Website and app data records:
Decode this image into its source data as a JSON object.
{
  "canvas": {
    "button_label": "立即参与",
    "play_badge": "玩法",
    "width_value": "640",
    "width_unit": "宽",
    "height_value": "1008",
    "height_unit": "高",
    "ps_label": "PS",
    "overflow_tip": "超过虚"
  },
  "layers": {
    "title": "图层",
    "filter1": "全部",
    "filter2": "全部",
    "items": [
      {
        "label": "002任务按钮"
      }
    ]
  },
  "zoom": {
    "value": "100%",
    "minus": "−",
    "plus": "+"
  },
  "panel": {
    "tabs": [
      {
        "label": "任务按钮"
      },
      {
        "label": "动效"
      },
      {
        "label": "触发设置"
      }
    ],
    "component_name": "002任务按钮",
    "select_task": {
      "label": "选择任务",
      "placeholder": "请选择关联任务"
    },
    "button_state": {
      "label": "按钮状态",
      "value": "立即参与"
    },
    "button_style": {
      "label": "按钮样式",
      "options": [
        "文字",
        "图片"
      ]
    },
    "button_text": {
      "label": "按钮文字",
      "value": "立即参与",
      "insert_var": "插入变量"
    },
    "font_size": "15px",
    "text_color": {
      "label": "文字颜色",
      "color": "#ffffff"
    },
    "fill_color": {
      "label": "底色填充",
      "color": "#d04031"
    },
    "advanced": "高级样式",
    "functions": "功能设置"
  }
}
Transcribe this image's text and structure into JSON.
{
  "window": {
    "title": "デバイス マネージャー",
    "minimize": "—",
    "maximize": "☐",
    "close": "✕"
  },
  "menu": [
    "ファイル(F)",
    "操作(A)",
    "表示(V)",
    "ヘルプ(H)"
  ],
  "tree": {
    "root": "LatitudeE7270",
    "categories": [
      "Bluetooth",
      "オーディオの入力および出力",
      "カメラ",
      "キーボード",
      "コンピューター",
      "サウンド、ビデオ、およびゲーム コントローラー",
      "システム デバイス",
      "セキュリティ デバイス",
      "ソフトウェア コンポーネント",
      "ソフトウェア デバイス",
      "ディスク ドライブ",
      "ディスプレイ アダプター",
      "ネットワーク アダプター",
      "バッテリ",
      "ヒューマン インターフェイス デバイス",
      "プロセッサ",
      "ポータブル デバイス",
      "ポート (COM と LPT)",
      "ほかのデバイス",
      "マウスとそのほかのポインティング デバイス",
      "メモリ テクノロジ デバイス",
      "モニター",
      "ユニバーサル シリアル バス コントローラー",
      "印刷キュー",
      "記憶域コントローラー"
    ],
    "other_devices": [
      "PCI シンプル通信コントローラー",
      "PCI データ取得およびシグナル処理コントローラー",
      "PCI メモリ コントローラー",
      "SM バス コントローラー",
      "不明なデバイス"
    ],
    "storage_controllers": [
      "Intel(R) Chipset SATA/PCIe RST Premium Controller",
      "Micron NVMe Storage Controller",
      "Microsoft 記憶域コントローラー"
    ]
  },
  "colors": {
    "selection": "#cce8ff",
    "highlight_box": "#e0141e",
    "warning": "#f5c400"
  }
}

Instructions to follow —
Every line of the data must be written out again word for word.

Task answer —
Decode this image into its source data as a JSON object.
{
  "canvas": {
    "button_label": "立即参与",
    "play_badge": "玩法",
    "width_value": "640",
    "width_unit": "宽",
    "height_value": "1008",
    "height_unit": "高",
    "ps_label": "PS",
    "overflow_tip": "超过虚"
  },
  "layers": {
    "title": "图层",
    "filter1": "全部",
    "filter2": "全部",
    "items": [
      {
        "label": "002任务按钮"
      }
    ]
  },
  "zoom": {
    "value": "100%",
    "minus": "−",
    "plus": "+"
  },
  "panel": {
    "tabs": [
      {
        "label": "任务按钮"
      },
      {
        "label": "动效"
      },
      {
        "label": "触发设置"
      }
    ],
    "component_name": "002任务按钮",
    "select_task": {
      "label": "选择任务",
      "placeholder": "请选择关联任务"
    },
    "button_state": {
      "label": "按钮状态",
      "value": "立即参与"
    },
    "button_style": {
      "label": "按钮样式",
      "options": [
        "文字",
        "图片"
      ]
    },
    "button_text": {
      "label": "按钮文字",
      "value": "立即参与",
      "insert_var": "插入变量"
    },
    "font_size": "15px",
    "text_color": {
      "label": "文字颜色",
      "color": "#ffffff"
    },
    "fill_color": {
      "label": "底色填充",
      "color": "#d04031"
    },
    "advanced": "高级样式",
    "functions": "功能设置"
  }
}
Transcribe this image's text and structure into JSON.
{
  "window": {
    "title": "デバイス マネージャー",
    "minimize": "—",
    "maximize": "☐",
    "close": "✕"
  },
  "menu": [
    "ファイル(F)",
    "操作(A)",
    "表示(V)",
    "ヘルプ(H)"
  ],
  "tree": {
    "root": "LatitudeE7270",
    "categories": [
      "Bluetooth",
      "オーディオの入力および出力",
      "カメラ",
      "キーボード",
      "コンピューター",
      "サウンド、ビデオ、およびゲーム コントローラー",
      "システム デバイス",
      "セキュリティ デバイス",
      "ソフトウェア コンポーネント",
      "ソフトウェア デバイス",
      "ディスク ドライブ",
      "ディスプレイ アダプター",
      "ネットワーク アダプター",
      "バッテリ",
      "ヒューマン インターフェイス デバイス",
      "プロセッサ",
      "ポータブル デバイス",
      "ポート (COM と LPT)",
      "ほかのデバイス",
      "マウスとそのほかのポインティング デバイス",
      "メモリ テクノロジ デバイス",
      "モニター",
      "ユニバーサル シリアル バス コントローラー",
      "印刷キュー",
      "記憶域コントローラー"
    ],
    "other_devices": [
      "PCI シンプル通信コントローラー",
      "PCI データ取得およびシグナル処理コントローラー",
      "PCI メモリ コントローラー",
      "SM バス コントローラー",
      "不明なデバイス"
    ],
    "storage_controllers": [
      "Intel(R) Chipset SATA/PCIe RST Premium Controller",
      "Micron NVMe Storage Controller",
      "Microsoft 記憶域コントローラー"
    ]
  },
  "colors": {
    "selection": "#cce8ff",
    "highlight_box": "#e0141e",
    "warning": "#f5c400"
  }
}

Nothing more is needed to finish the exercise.